“There were no psychiatrists left to murmur of groundless neuroses and auditory hallucinations. The last man in the world was irretrievably stuck with his delusions.”
That moment you realize how sharply the film deviates from the source material…

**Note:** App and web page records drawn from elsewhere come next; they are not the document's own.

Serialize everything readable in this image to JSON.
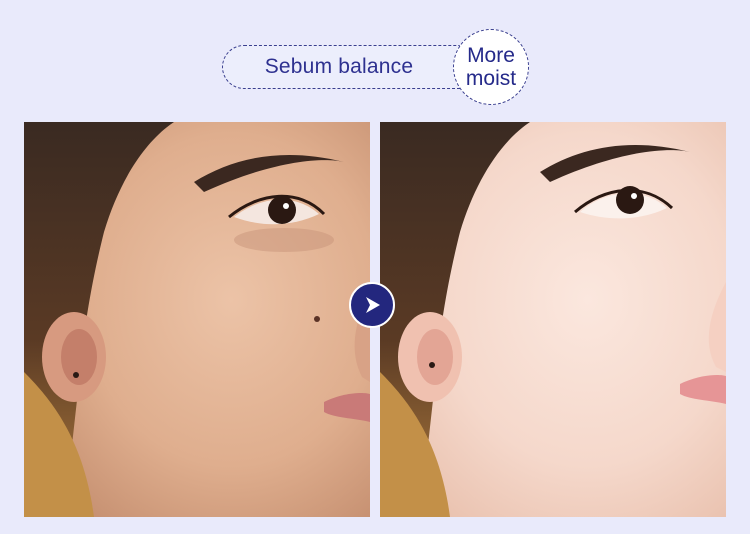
{
  "header": {
    "pill_label": "Sebum balance",
    "badge_line1": "More",
    "badge_line2": "moist"
  },
  "photos": {
    "before": {
      "icon": "face-before-photo"
    },
    "after": {
      "icon": "face-after-photo"
    }
  },
  "arrow": {
    "icon": "play-arrow-icon"
  },
  "colors": {
    "background": "#e9eafb",
    "accent": "#23277e",
    "text": "#2e3190"
  }
}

After a repeat viewing of Francis Lawrence’s 2007 remake with Will Smith, I think I can understand why. Richard Matheson’s sci-fi-horror elixir probably wasn’t a guaranteed sell for viewers drugged on action flicks and bowtie endings. Granted, there have been three big-screen (and one direct-to-video) adaptations of the novel which effectively jumpstarted the zombie genre circa 1954, so perhaps one of the earlier flicks conforms more closely. But it’s pretty clear the suits at Warner Bros. opted for a near-total rewrite of the novel. In attempt to maneuver a spoiler-free course, I can simply say that while the major set pieces and general mood are brought over intact, the actual events and, most memorably, the concluding act share almost no resemblance to the original inspiration.
I Am Legend is a slow-drip tale told through the lens of one sorrowed man as he copes with the distress of being surrounded by monsters while struggling to work out a scientific understanding of them. Beset by dwindling resources and small mistakes that carry deadly consequences, Robert Neville is a battered soul in a swelling storm. His pursuit of a cure for the plague is deterred not only by incessant self-doubt but by his equally strong desire for companionship, in whatever form. (Fans of the film will notice the dog is figured quite differently here.) As he endures mounting mental anguish punctuated by small triumphs, he is nudged ever closer to the edge of sanity. The growing presence of the creatures lurking just outside his fortified windows only serves to compound his totalizing sense of isolation.
Might there be other wandering souls calling up memories confined to an increasingly distant past? Might there be enough residual knowledge to chance upon a cure? Were he to succeed, would it even matter? Has everything worth caring for been lost? Matheson does a masterful job of dangling these questions in front of the reader by funneling them through Neville’s tormented consciousness. The rush of a finale is both abrupt and unnerving, neither of which can be said for that of the 2007 redux. Its distance from the film is reason alone to pick up the book.
Matheson’s novel also helped lay the groundwork for a diverse genre of zombie-infested horror. And indeed, many of the high profile franchises over the last half-century are but variations on Matheson’s theme. The Walking Dead, Resident Evil, Dead Rising, Left 4 Dead, Dead Island, 28 Days Later, Night of the Living Dead, Shaun of the Dead, Zombieland–all share a literary and cultural ancestry with Matheson’s template of apocalyptic doom mixed with post-human bloodhunters.
Paperback buyers take note: A full half of the book is additional short stories by Matheson which have no connection whatsoever to I Am Legend lore. Nowhere on the front or back covers is this mentioned, so I simply assumed that the table of contents was a list of chapter titles. Needless to say, I was expecting a lot more novel. I’m not a big short story fan—not least because they are poorly arranged for wide-arc character development—and the ones included here are hit-or-miss, some of them pretty forgettable, with “Prey” being the notable exception.
Feature image via DVD Beaver